Housing data collected in October offers further evidence (as if any is needed) that the bubble has burst in cities across the country, except New York, where it has only begun to slowly deflate.
New York is one of three cities where property prices continued to increase during the third quarter of 2007, as housing markets in 19 other major US metropilatan areas deteriorated, according to the RPX Monthly Housing Report for October 2007 (PDF). Of the 25 metropolitan areas surveyed, only three markets saw residential prices rise more than 1 percent in October 2007, compared to the same month last year. Three of the markets surveyed remained stable.
Residential prices in the New York area increased 2.7 percent to $289.94 per square foot in October 2007, ranking the city No. 2 for biggest price increases of the 25 metropolitan markets surveyed, behind only Charlotte, N.C., where prices rose by 4.6 percent from October 2006.
The report does have a silver lining for condo hunters, since prices in New York increased at a slower pace than in October 2006, when they grew by more than 33 percent annually.
Over the year, residential prices continued to rise faster in the five leading condo markets in October–New York, Philadelphia, San Fransisco, Seattle, and Milwaukee–than in other metropolitan areas, and each of these cities (except Philadelphia) remained ranked in the top five markets for biggest price increases in the past 150 days.
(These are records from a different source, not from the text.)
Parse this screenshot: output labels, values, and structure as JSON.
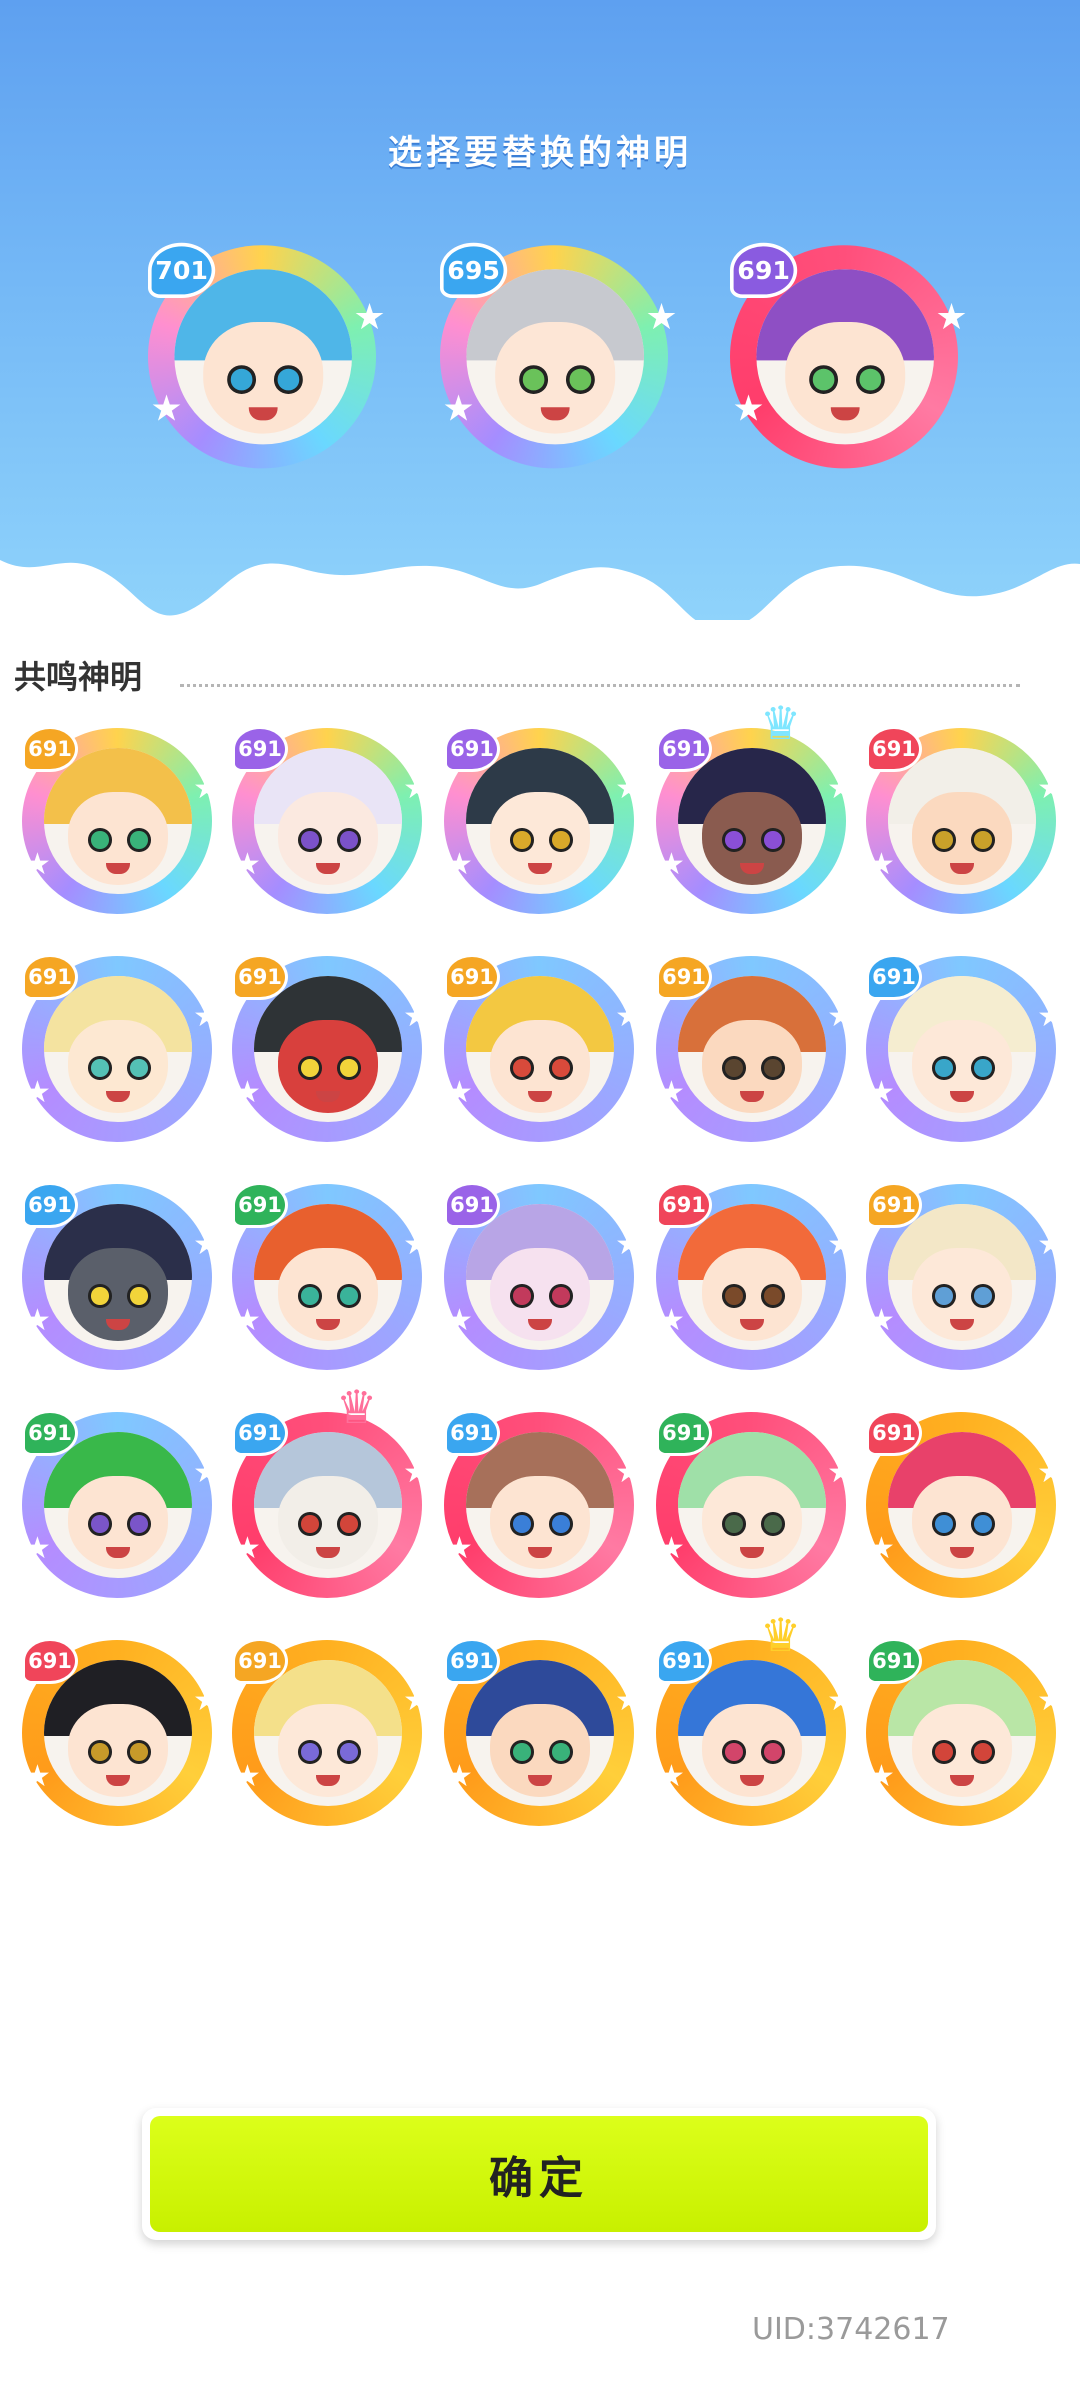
{
  "header": {
    "title": "选择要替换的神明"
  },
  "selected": [
    {
      "level": "701",
      "badge_color": "#3aa6f0",
      "ring": "rainbow",
      "hair": "#4fb6e8",
      "skin": "#fde4d2",
      "eye": "#35a7d8"
    },
    {
      "level": "695",
      "badge_color": "#3aa6f0",
      "ring": "rainbow",
      "hair": "#c7c9cf",
      "skin": "#fde6d6",
      "eye": "#6ac25a"
    },
    {
      "level": "691",
      "badge_color": "#8a5be0",
      "ring": "pink",
      "hair": "#8e4fc4",
      "skin": "#fde4d2",
      "eye": "#5cc36a"
    }
  ],
  "section": {
    "label": "共鸣神明"
  },
  "gods": [
    {
      "level": "691",
      "badge": "#f5a623",
      "ring": "rainbow",
      "hair": "#f3c04a",
      "skin": "#fde4d2",
      "eye": "#39b27a",
      "crown": null
    },
    {
      "level": "691",
      "badge": "#9a63e8",
      "ring": "rainbow",
      "hair": "#e9e4f6",
      "skin": "#fbe9e0",
      "eye": "#7b52c9",
      "crown": null
    },
    {
      "level": "691",
      "badge": "#9a63e8",
      "ring": "rainbow",
      "hair": "#2d3a48",
      "skin": "#fde8d8",
      "eye": "#d9a92a",
      "crown": null
    },
    {
      "level": "691",
      "badge": "#9a63e8",
      "ring": "rainbow",
      "hair": "#27264a",
      "skin": "#8a5b4f",
      "eye": "#8a4fd6",
      "crown": "teal"
    },
    {
      "level": "691",
      "badge": "#f0455a",
      "ring": "rainbow",
      "hair": "#f2efe8",
      "skin": "#fbd9bf",
      "eye": "#c9a12a",
      "crown": null
    },
    {
      "level": "691",
      "badge": "#f5a623",
      "ring": "blue",
      "hair": "#f4e3a0",
      "skin": "#fde8d2",
      "eye": "#54c1b5",
      "crown": null
    },
    {
      "level": "691",
      "badge": "#f5a623",
      "ring": "blue",
      "hair": "#2e3336",
      "skin": "#d8403d",
      "eye": "#f2d43a",
      "crown": null
    },
    {
      "level": "691",
      "badge": "#f5a623",
      "ring": "blue",
      "hair": "#f3c841",
      "skin": "#fde4d2",
      "eye": "#d84a3b",
      "crown": null
    },
    {
      "level": "691",
      "badge": "#f5a623",
      "ring": "blue",
      "hair": "#d8703a",
      "skin": "#fbd9bf",
      "eye": "#5a4530",
      "crown": null
    },
    {
      "level": "691",
      "badge": "#3aa6f0",
      "ring": "blue",
      "hair": "#f5edd0",
      "skin": "#fde8d8",
      "eye": "#39a6c9",
      "crown": null
    },
    {
      "level": "691",
      "badge": "#3aa6f0",
      "ring": "blue",
      "hair": "#2b2f4a",
      "skin": "#5a5f6a",
      "eye": "#f2d43a",
      "crown": null
    },
    {
      "level": "691",
      "badge": "#2fb35a",
      "ring": "blue",
      "hair": "#e8602e",
      "skin": "#fde4d2",
      "eye": "#3ab39a",
      "crown": null
    },
    {
      "level": "691",
      "badge": "#9a63e8",
      "ring": "blue",
      "hair": "#b8a5e6",
      "skin": "#f6e1ef",
      "eye": "#c23a5c",
      "crown": null
    },
    {
      "level": "691",
      "badge": "#f0455a",
      "ring": "blue",
      "hair": "#f26a3a",
      "skin": "#fde4d2",
      "eye": "#7a4a2a",
      "crown": null
    },
    {
      "level": "691",
      "badge": "#f5a623",
      "ring": "blue",
      "hair": "#f3e7c7",
      "skin": "#fde8d8",
      "eye": "#5f9fd6",
      "crown": null
    },
    {
      "level": "691",
      "badge": "#2fb35a",
      "ring": "blue",
      "hair": "#39b84a",
      "skin": "#fde4d2",
      "eye": "#7a55c9",
      "crown": null
    },
    {
      "level": "691",
      "badge": "#3aa6f0",
      "ring": "pink",
      "hair": "#b5c6da",
      "skin": "#f2eee8",
      "eye": "#d2453a",
      "crown": "pink"
    },
    {
      "level": "691",
      "badge": "#3aa6f0",
      "ring": "pink",
      "hair": "#a7705a",
      "skin": "#fde4d2",
      "eye": "#3a7fd8",
      "crown": null
    },
    {
      "level": "691",
      "badge": "#2fb35a",
      "ring": "pink",
      "hair": "#9fe0a8",
      "skin": "#fde8d8",
      "eye": "#4a6a4a",
      "crown": null
    },
    {
      "level": "691",
      "badge": "#f0455a",
      "ring": "orange",
      "hair": "#e8416a",
      "skin": "#fde4d2",
      "eye": "#3f8fd6",
      "crown": null
    },
    {
      "level": "691",
      "badge": "#f0455a",
      "ring": "orange",
      "hair": "#1f1f24",
      "skin": "#fde4d2",
      "eye": "#c79a2a",
      "crown": null
    },
    {
      "level": "691",
      "badge": "#f5a623",
      "ring": "orange",
      "hair": "#f4e08a",
      "skin": "#fde8d8",
      "eye": "#7a6ad8",
      "crown": null
    },
    {
      "level": "691",
      "badge": "#3aa6f0",
      "ring": "orange",
      "hair": "#2e4a9a",
      "skin": "#fbd9bf",
      "eye": "#39b27a",
      "crown": null
    },
    {
      "level": "691",
      "badge": "#3aa6f0",
      "ring": "orange",
      "hair": "#3576d8",
      "skin": "#fde4d2",
      "eye": "#d2456a",
      "crown": "gold"
    },
    {
      "level": "691",
      "badge": "#2fb35a",
      "ring": "orange",
      "hair": "#b9e6a6",
      "skin": "#fde8d8",
      "eye": "#d2453a",
      "crown": null
    }
  ],
  "confirm": {
    "label": "确定"
  },
  "footer": {
    "uid": "UID:3742617"
  }
}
Meanwhile, cities that saw prices sky-rocket over the past four years from real estate speculation–Miami, Washington, Vegas, and Phoenix–were all absent from the top five in October of ’07. Las Vegas saw the biggest annual drop, with per-square-foot prices plummeting 17.9 percent.